The Minnesota Department of Health (MDH) report was released Thursday at a time when Democrats and Republicans in the state Legislature are pushing competing paid family leave proposals.
The DFL proposal would provide up to 12 weeks of paid leave through a state-managed fund employers and employees would pay into. The GOP plan would allow employers to customize an insurance plan for paid leave and provide tax credits to small businesses to help them afford to provide coverage.
"The time following childbirth is a key opportunity to bond with and care for your baby, recover from delivery, and adjust to life with a new child," state Health Commissioner Jan Malcolm, said in a statement. "Unfortunately, many mothers do not have enough leave to take the time they need and many get no paid time off at all."
Health officials note that access to paid parental leave is linked to fewer infant deaths, increased duration of breastfeeding and improved birth and developmental outcomes. It also benefits the mother's mental health, including a decreased likelihood of depression or psychological distress after childbirth.
According to data collected through monthly surveys with mothers from 2016 to 2020, 42% took only unpaid leave after giving birth and 3% took no leave. Meanwhile, 34% of mothers took only paid leave while 21% took a combination of paid and unpaid leave.
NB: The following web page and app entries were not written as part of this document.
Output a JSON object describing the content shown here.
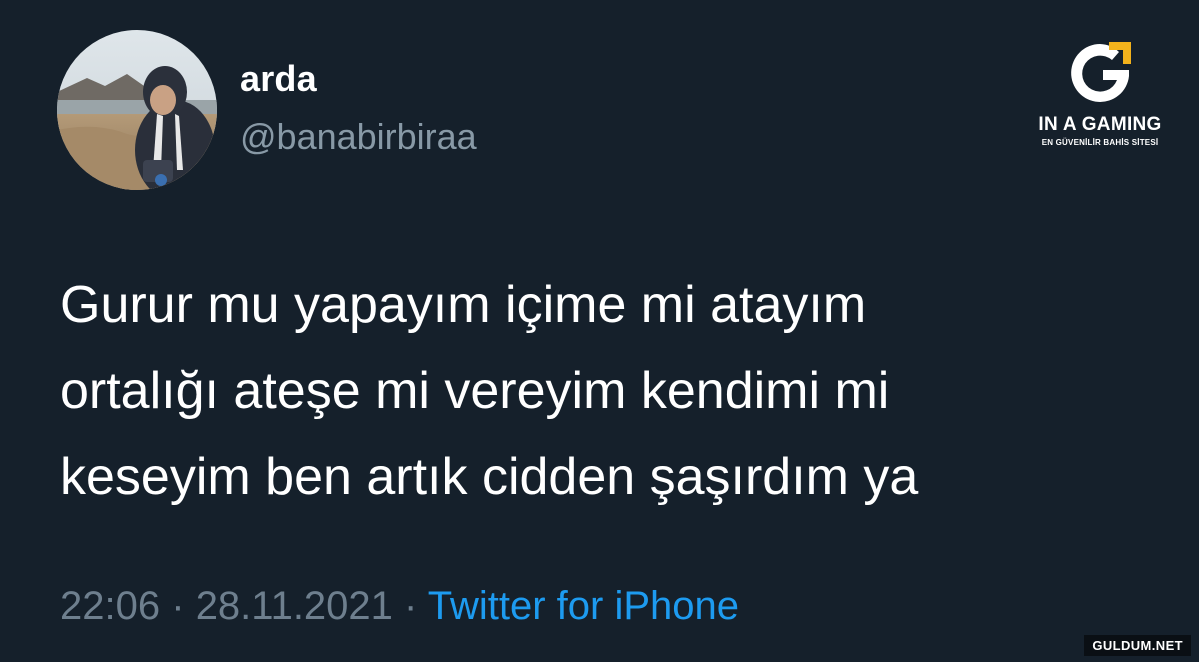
{
  "tweet": {
    "display_name": "arda",
    "handle": "@banabirbiraa",
    "avatar_icon": "profile-photo",
    "text_lines": [
      "Gurur mu yapayım içime mi atayım",
      "ortalığı ateşe mi vereyim kendimi mi",
      "keseyim ben artık cidden şaşırdım ya"
    ],
    "time": "22:06",
    "separator": "·",
    "date": "28.11.2021",
    "source": "Twitter for iPhone"
  },
  "brand_overlay": {
    "name": "IN A GAMING",
    "tagline": "EN GÜVENİLİR BAHİS SİTESİ",
    "logo_icon": "g-logo-icon",
    "accent_color": "#f2b21c"
  },
  "watermark": {
    "text": "GULDUM.NET"
  },
  "colors": {
    "background": "#15202b",
    "primary_text": "#ffffff",
    "secondary_text": "#8899a6",
    "link": "#1d9bf0"
  }
}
"The stress of unpaid maternity leave has left my family struggling to survive, to pay bills and we almost couldn't pay rent (I had to borrow money) which then we almost got evicted," said one mom cited in the report. "The stress of having a baby without paid maternity leave has taken its toll mentally, physically, emotionally, and spiritually."
Without adequate paid leave, parents often have to decide between the economic hardship of staying home without pay or struggling to find affordable child care for their babies.
According to the report, infant care is the most difficult to find because most child-care centers don't accept infants younger than 6 weeks. And it's expensive.
Minnesota ranks fourth out of 50 states and Washington, D.C., for the most expensive infant care in the country, averaging $1,341 a month or $16,087 a year, according to the report. The lack of available and affordable child care may prevent some from returning to work, particularly single mothers and the working poor, the study says.
The survey also illustrated disparities in parental leave based on race and income.
For example, 60% of low-income mothers used only unpaid leave compared with 34% of those with higher incomes. People of color are more likely than white Minnesotans to be in low-paying and less secure jobs with fewer benefits, including paid leave, according to MDH.
The collected data also show the median amount of leave taken also varies by race. White mothers took almost twice the amount of leave compared with all other racial and ethnic groups. Likewise, higher income moms took significantly longer leaves than those with lower incomes.
The lack of uniform paid maternity leave is one of the systemic issues that drives health disparities in Minnesota, said Deb Fitzpatrick of the Children's Defense Fund Minnesota, part of a coalition that has advocated for paid family and medical leave for nearly six years.
"Without a broad-based public approach where there's some kind of guarantee that every worker is going to have access, we're going to continue to see these disparities," she said.
The fact that Republicans have pitched a plan is progress because now there's consensus that a problem needs to be addressed, Fitzpatrick said.
"Now we're arguing how to do it," she said.
So far, 11 states have passed paid parental leave, Fitzpatrick said.